Other sober analysts share similar views. Says the International Investment Fund (IIF) "There are a number of downside risks, including geopolitical tensions with possible implications for energy prices, sharp slowdown in the U.S. growth or flare up in inflation, spillover effects from credit and financial market shocks, and disorderly adjustment of large global current imbalances." "The spectre of a disorderly adjustment of global imbalances lingers as an important element of unease in the current world economic scene. [...] the lack of a coordinated policy action by major economies aimed at adjustment could hasten a disorderly depreciation of the dollar." (Capital Flows to Emerging Market Economies, May 31, 2007, pg.5, 7.)

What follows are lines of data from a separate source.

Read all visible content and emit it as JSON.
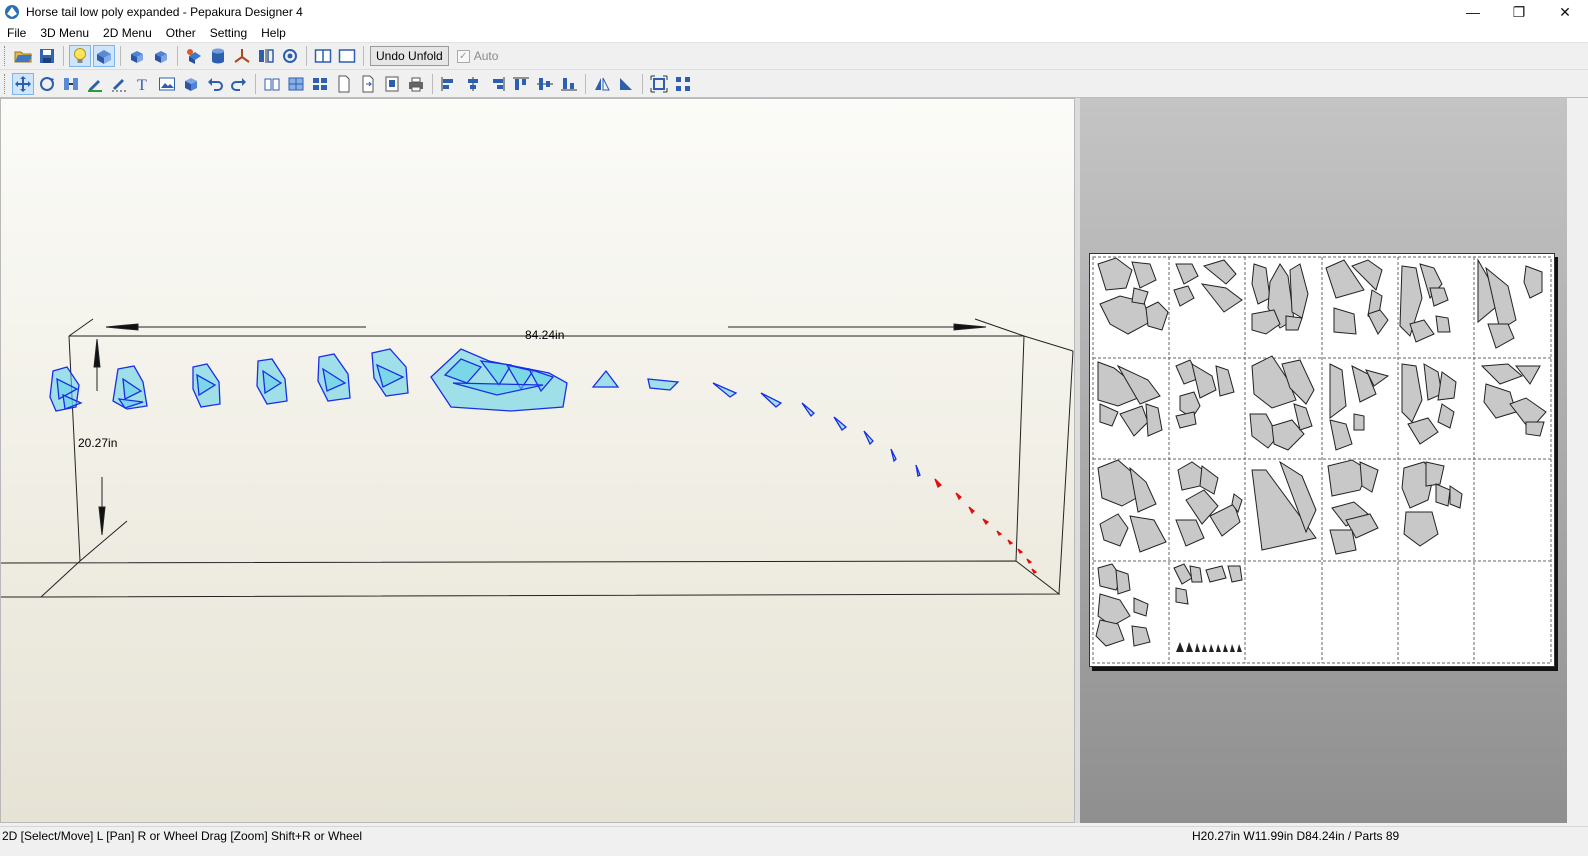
{
  "window": {
    "title": "Horse tail low poly expanded - Pepakura Designer 4",
    "controls": [
      "—",
      "❐",
      "✕"
    ]
  },
  "menu": [
    "File",
    "3D Menu",
    "2D Menu",
    "Other",
    "Setting",
    "Help"
  ],
  "toolbar1": {
    "icons": [
      "open-icon",
      "save-icon",
      "light-icon",
      "texture-icon",
      "rotate-model-icon",
      "rotate-model-alt-icon",
      "object-icon",
      "cylinder-icon",
      "axis-icon",
      "mirror-icon",
      "view-icon",
      "split-view-icon",
      "single-view-icon"
    ],
    "undo_unfold_label": "Undo Unfold",
    "auto_label": "Auto"
  },
  "toolbar2": {
    "icons": [
      "select-move-icon",
      "rotate-part-icon",
      "join-icon",
      "pen-icon",
      "crease-icon",
      "text-icon",
      "image-icon",
      "box-icon",
      "undo-icon",
      "redo-icon",
      "book-icon",
      "grid-icon",
      "layout-icon",
      "page-icon",
      "page-next-icon",
      "page-setup-icon",
      "print-icon",
      "align-left-icon",
      "align-center-icon",
      "align-right-icon",
      "align-top-icon",
      "align-middle-icon",
      "align-bottom-icon",
      "flip-icon",
      "flip-alt-icon",
      "fit-icon",
      "distribute-icon"
    ]
  },
  "view3d": {
    "width_label": "84.24in",
    "height_label": "20.27in"
  },
  "status": {
    "left": "2D [Select/Move] L [Pan] R or Wheel Drag [Zoom] Shift+R or Wheel",
    "right": "H20.27in W11.99in D84.24in / Parts 89"
  },
  "colors": {
    "model_blue": "#1a2ee6",
    "model_cyan": "#5ad0e8",
    "model_red": "#e01010",
    "part_fill": "#c8c8c8"
  }
}
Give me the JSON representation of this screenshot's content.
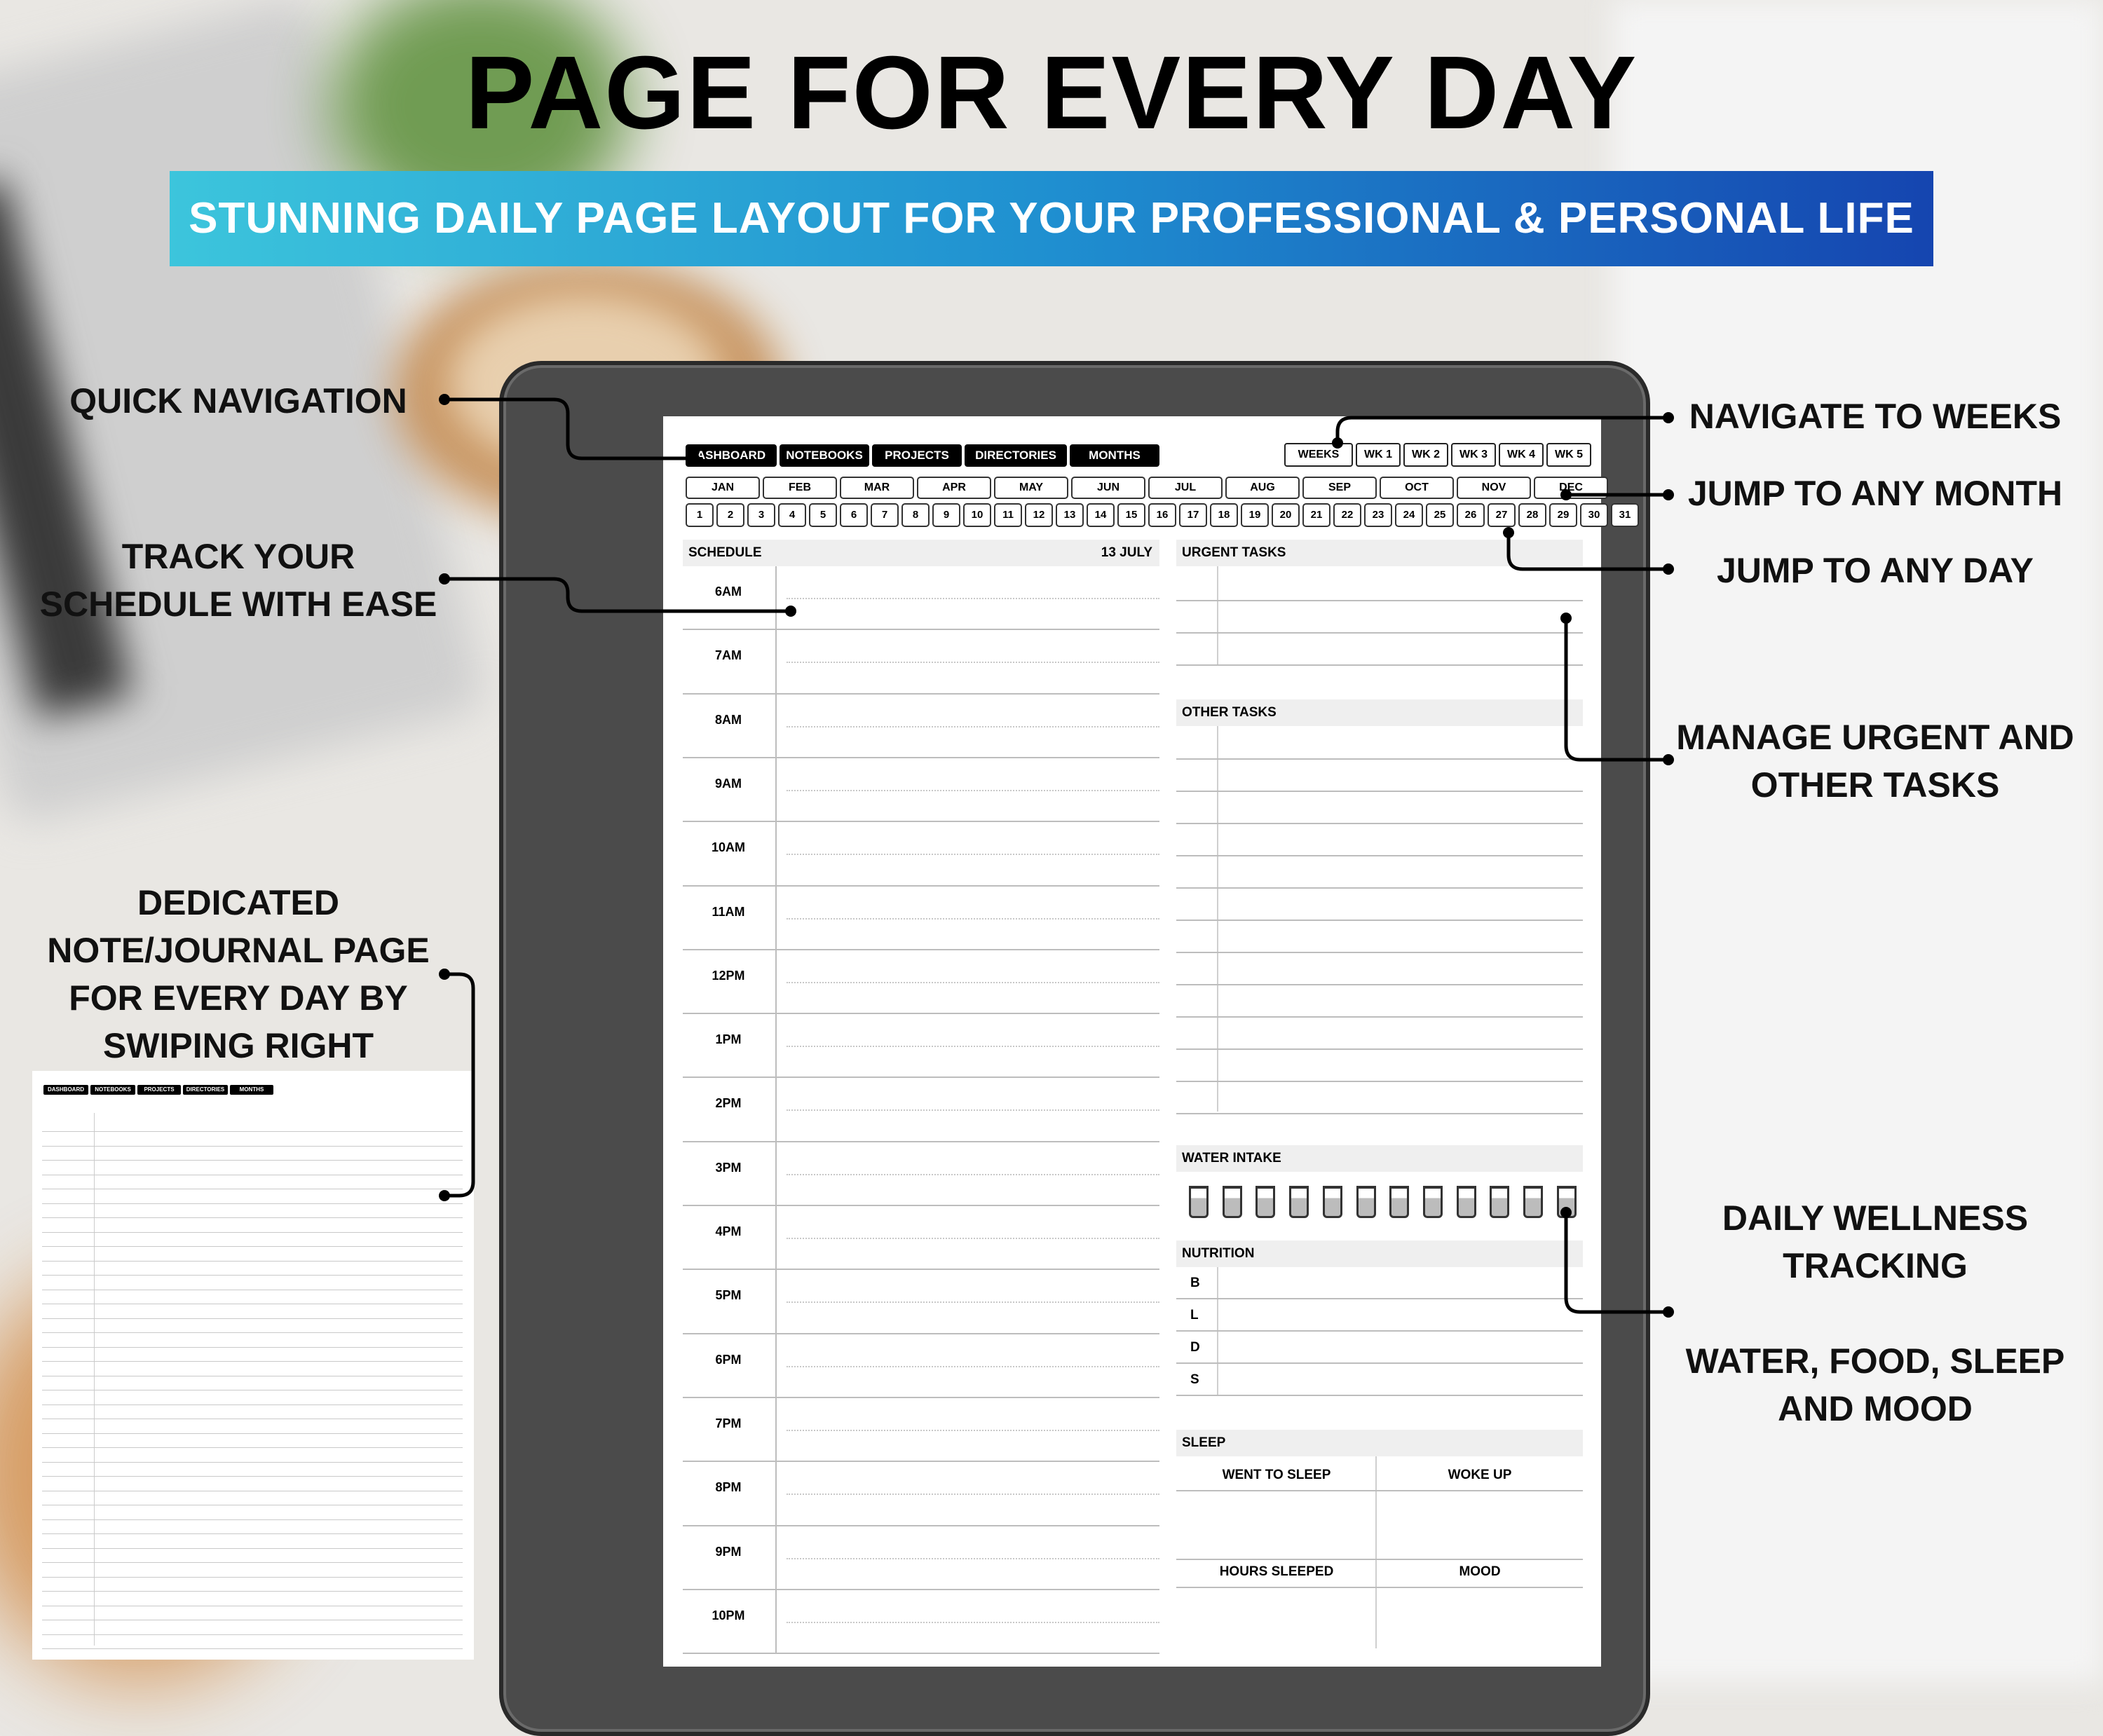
{
  "title": "PAGE FOR EVERY DAY",
  "banner": "STUNNING DAILY PAGE LAYOUT FOR YOUR PROFESSIONAL & PERSONAL LIFE",
  "callouts": {
    "quick_navigation": "QUICK NAVIGATION",
    "track_schedule_1": "TRACK YOUR",
    "track_schedule_2": "SCHEDULE WITH EASE",
    "journal_1": "DEDICATED",
    "journal_2": "NOTE/JOURNAL PAGE",
    "journal_3": "FOR EVERY DAY BY",
    "journal_4": "SWIPING RIGHT",
    "navigate_weeks": "NAVIGATE TO WEEKS",
    "jump_month": "JUMP TO ANY MONTH",
    "jump_day": "JUMP TO ANY DAY",
    "manage_tasks_1": "MANAGE URGENT AND",
    "manage_tasks_2": "OTHER TASKS",
    "wellness_1": "DAILY WELLNESS",
    "wellness_2": "TRACKING",
    "water_1": "WATER, FOOD, SLEEP",
    "water_2": "AND MOOD"
  },
  "nav_tabs": [
    "ASHBOARD",
    "NOTEBOOKS",
    "PROJECTS",
    "DIRECTORIES",
    "MONTHS"
  ],
  "week_tabs": [
    "WEEKS",
    "WK 1",
    "WK 2",
    "WK 3",
    "WK 4",
    "WK 5"
  ],
  "months": [
    "JAN",
    "FEB",
    "MAR",
    "APR",
    "MAY",
    "JUN",
    "JUL",
    "AUG",
    "SEP",
    "OCT",
    "NOV",
    "DEC"
  ],
  "days": [
    "1",
    "2",
    "3",
    "4",
    "5",
    "6",
    "7",
    "8",
    "9",
    "10",
    "11",
    "12",
    "13",
    "14",
    "15",
    "16",
    "17",
    "18",
    "19",
    "20",
    "21",
    "22",
    "23",
    "24",
    "25",
    "26",
    "27",
    "28",
    "29",
    "30",
    "31"
  ],
  "schedule": {
    "header": "SCHEDULE",
    "date": "13 JULY",
    "hours": [
      "6AM",
      "7AM",
      "8AM",
      "9AM",
      "10AM",
      "11AM",
      "12PM",
      "1PM",
      "2PM",
      "3PM",
      "4PM",
      "5PM",
      "6PM",
      "7PM",
      "8PM",
      "9PM",
      "10PM"
    ]
  },
  "urgent_tasks": "URGENT TASKS",
  "other_tasks": "OTHER TASKS",
  "water_intake": {
    "header": "WATER INTAKE",
    "glasses": 12
  },
  "nutrition": {
    "header": "NUTRITION",
    "rows": [
      "B",
      "L",
      "D",
      "S"
    ]
  },
  "sleep": {
    "header": "SLEEP",
    "went_to_sleep": "WENT TO SLEEP",
    "woke_up": "WOKE UP",
    "hours_sleeped": "HOURS SLEEPED",
    "mood": "MOOD"
  },
  "journal_tabs": [
    "DASHBOARD",
    "NOTEBOOKS",
    "PROJECTS",
    "DIRECTORIES",
    "MONTHS"
  ]
}
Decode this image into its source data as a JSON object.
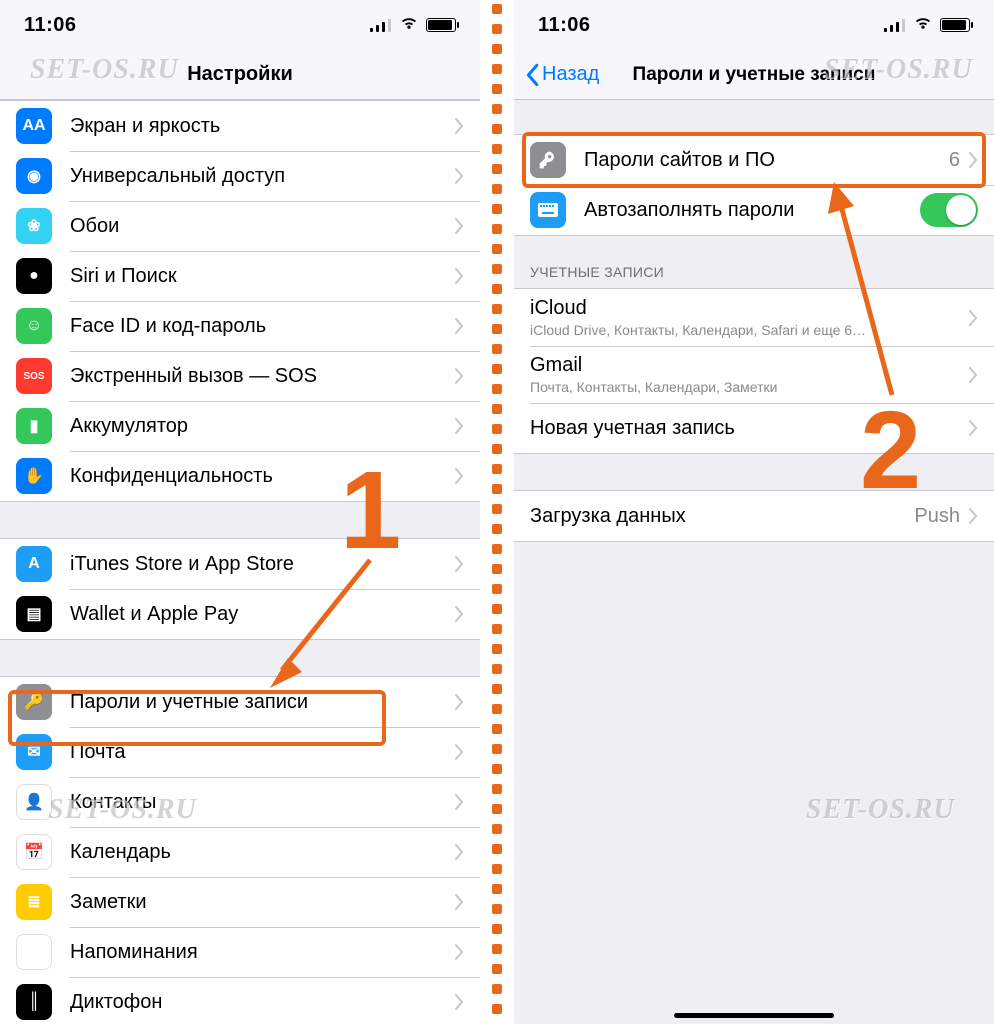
{
  "status": {
    "time": "11:06"
  },
  "left": {
    "title": "Настройки",
    "items": [
      {
        "label": "Экран и яркость",
        "icon": "display-icon",
        "color": "c-blue",
        "glyph": "AA"
      },
      {
        "label": "Универсальный доступ",
        "icon": "accessibility-icon",
        "color": "c-blue",
        "glyph": "◉"
      },
      {
        "label": "Обои",
        "icon": "wallpaper-icon",
        "color": "c-cyan",
        "glyph": "❀"
      },
      {
        "label": "Siri и Поиск",
        "icon": "siri-icon",
        "color": "c-black",
        "glyph": "●"
      },
      {
        "label": "Face ID и код-пароль",
        "icon": "faceid-icon",
        "color": "c-green",
        "glyph": "☺"
      },
      {
        "label": "Экстренный вызов — SOS",
        "icon": "sos-icon",
        "color": "c-red",
        "glyph": "SOS"
      },
      {
        "label": "Аккумулятор",
        "icon": "battery-icon",
        "color": "c-green",
        "glyph": "▮"
      },
      {
        "label": "Конфиденциальность",
        "icon": "privacy-icon",
        "color": "c-blue",
        "glyph": "✋"
      }
    ],
    "items2": [
      {
        "label": "iTunes Store и App Store",
        "icon": "appstore-icon",
        "color": "c-azure",
        "glyph": "A"
      },
      {
        "label": "Wallet и Apple Pay",
        "icon": "wallet-icon",
        "color": "c-black",
        "glyph": "▤"
      }
    ],
    "items3": [
      {
        "label": "Пароли и учетные записи",
        "icon": "key-icon",
        "color": "c-gray",
        "glyph": "🔑"
      },
      {
        "label": "Почта",
        "icon": "mail-icon",
        "color": "c-azure",
        "glyph": "✉"
      },
      {
        "label": "Контакты",
        "icon": "contacts-icon",
        "color": "c-white",
        "glyph": "👤"
      },
      {
        "label": "Календарь",
        "icon": "calendar-icon",
        "color": "c-white",
        "glyph": "📅"
      },
      {
        "label": "Заметки",
        "icon": "notes-icon",
        "color": "c-yellow",
        "glyph": "≣"
      },
      {
        "label": "Напоминания",
        "icon": "reminders-icon",
        "color": "c-white",
        "glyph": "⋮"
      },
      {
        "label": "Диктофон",
        "icon": "voice-icon",
        "color": "c-black",
        "glyph": "║"
      }
    ]
  },
  "right": {
    "back": "Назад",
    "title": "Пароли и учетные записи",
    "passwords": {
      "label": "Пароли сайтов и ПО",
      "count": "6",
      "icon": "key-icon"
    },
    "autofill": {
      "label": "Автозаполнять пароли",
      "icon": "keyboard-icon"
    },
    "accounts_header": "УЧЕТНЫЕ ЗАПИСИ",
    "accounts": [
      {
        "name": "iCloud",
        "sub": "iCloud Drive, Контакты, Календари, Safari и еще 6…"
      },
      {
        "name": "Gmail",
        "sub": "Почта, Контакты, Календари, Заметки"
      },
      {
        "name": "Новая учетная запись",
        "sub": ""
      }
    ],
    "fetch": {
      "label": "Загрузка данных",
      "detail": "Push"
    }
  },
  "annotations": {
    "num1": "1",
    "num2": "2"
  },
  "watermark": "SET-OS.RU"
}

The OECD, (Organization of Economic Cooperation and Development) in its recent Economic Outlook says that its "analysis suggests that risk may be under-priced." (Economic Outlook No. 81, May 24, 2007, pg. 2.) We could quote other respected sources that are concerned about rising risks. Crucially, a recent World Economic Forum report (Global Risks 2007) concludes: "... levels of risk are rising in almost all of the 23 risks on which the Global Risk Network has been focused over the past year."
The Canadian Dollar Revisited. We have been wrong in our short-term view on the Canadian dollar against the US dollar. However, we can still find no fundamental reason to change long-term expectations. Against the euro, the CAD still remains below its highs of 15 months ago. All the same, the rise against the USD since its year-to-date lows has been violent. In a space of approximately only 4 months, the CAD surged 12.1%. This is usually the stuff of manias and lesserdeveloped countries. Only once before in the past 4 decades, has the CAD dollar showed such compressed strength. But, that was in 2003, after a deeply-undervalued CAD had languished near its all-time lows for some time. For the CAD dollar to rally from already over-valued levels with such vigor, smacks of heavy speculative flows. Indeed, we believe that this is the case. Recent surveys show that foreign investors have built up record long positions in the Canadian dollar. Also, not to be overlooked is the near unanimous "bullish" pollings among US investors rating Canada as the most promising foreign country.
However, none of our fundamental analysis with respect to the Canadian dollar's value has changed. In our view, the CAD is overdue for a longer-term down-cycle against the USD. Figure #2 on this page puts the CAD recent rise in perspective. As such, though currencies can add volatility, we see no reason to believe that long-term prospects for internationally diversified portfolios have diminished. In fact, if anything, they are now heightened.